Her room has posters from popular movies tacked to the wall. Papers and books are balanced on her desk. Over her door hangs a single crucifix along with one picture of the Virgin Mary and another of Jesus. All these things and more fill her room, but the eye is drawn to a stock photo portrait of a mother and daughter standing side by side with arms looped over each other’s shoulders. Beneath the photo reads, “Mother and Daughter … Truest sisters of the heart.”

Melinda Szabo is a sophomore at St. Edward’s University. Her mother, Elisabeth Szabo, is currently enduring her second time being diagnosed with breast cancer.

During Melinda’s 7th grade year in 2005 her mother was first diagnosed with breast cancer. By late 2006 her mother was cancer free, but in her senior year of high school, 2011, her mother was again diagnosed with stage 4 breast cancer. This September her mother stopped chemotherapy because it had ceased having an effect on the tumors.

Her mother’s wish is to return home in case her condition continues declining. With one teenager in college and two teenagers in high school, Melinda’s parents, who were both nurses until her mother had to stop work in 2011, do not have money to spare for a ticket to Hungary.

In an emotional phone interview with Elisabeth, she explained through a thick Hungarian accent why she wanted to visit her home country.

“I want to see my momma,” Elisabeth said.

In an effort to grant her mother’s wishes, Melinda has created an account on the GoFundMe website entitled “Get Mommy Home.” Melinda is hoping to raise $2,500 for a ticket for herself and her mother to return to her mother’s home country, Hungary. As of Oct. 28 she has raised $1,922 thanks to the donations of 55 generous people.

Elisabeth did not come to the United States until 1991. She was visiting her sister in New York when her friend went to visit someone in California. Elisabeth ended up living in California working as a nanny where she met her future husband, Laszlo Szabo, who had immigrated to the United States from Hungary.

The cause of the breast cancer that ails Elisabeth is not definitive, but she as well as many scientists speculate that because she was in Hungary during the Chernobyl incident, the toxic radiation may be to blame. The incident occurred in April 1986 when the reactor melted down and caused radioactivity to spread all over Europe.

Since her initial diagnosis, Elisabeth has undergone a double mastectomy and had her lymph nodes removed from under her left arm. Survival rates based on five-year overall survival statistic place individuals with Stage IV Breast Cancer with just a 15 percent chance of survival, according to American Cancer Society and National Cancer Data Base materials. Just last year, Elisabeth’s 46-year-old sister was also diagnosed with breast cancer.
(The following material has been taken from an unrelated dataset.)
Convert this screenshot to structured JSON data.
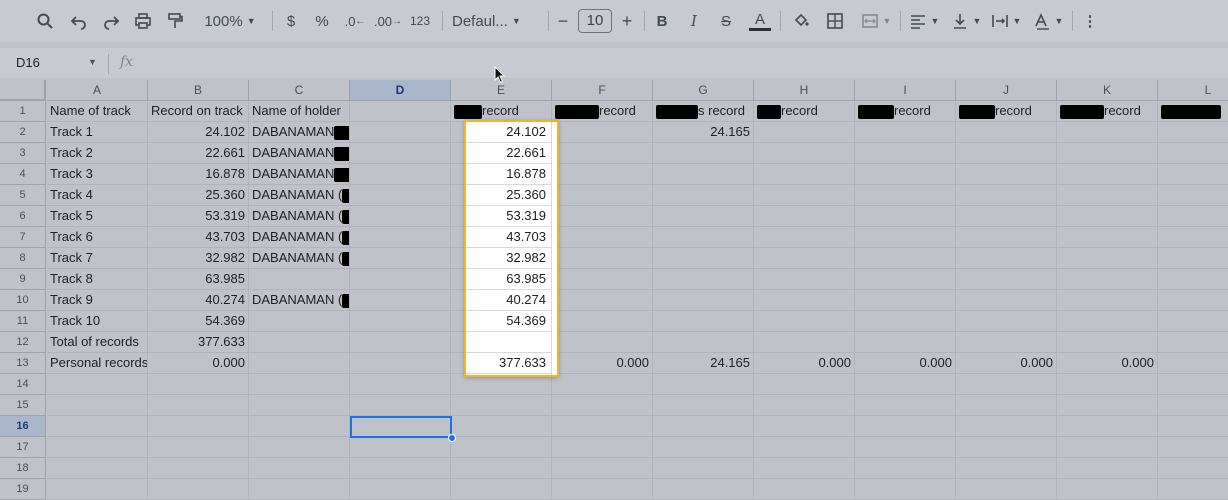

Melinda explained that her mother has begun to grow tired from her nearly constant battle against cancer. Melinda also talked about what she wanted for her mother.

“What I want for her [is]… peace… to not have inner turmoil with any decisions she makes or what will happen with my brothers and I and my father… to know that we’ll be taken care of,” Melinda said.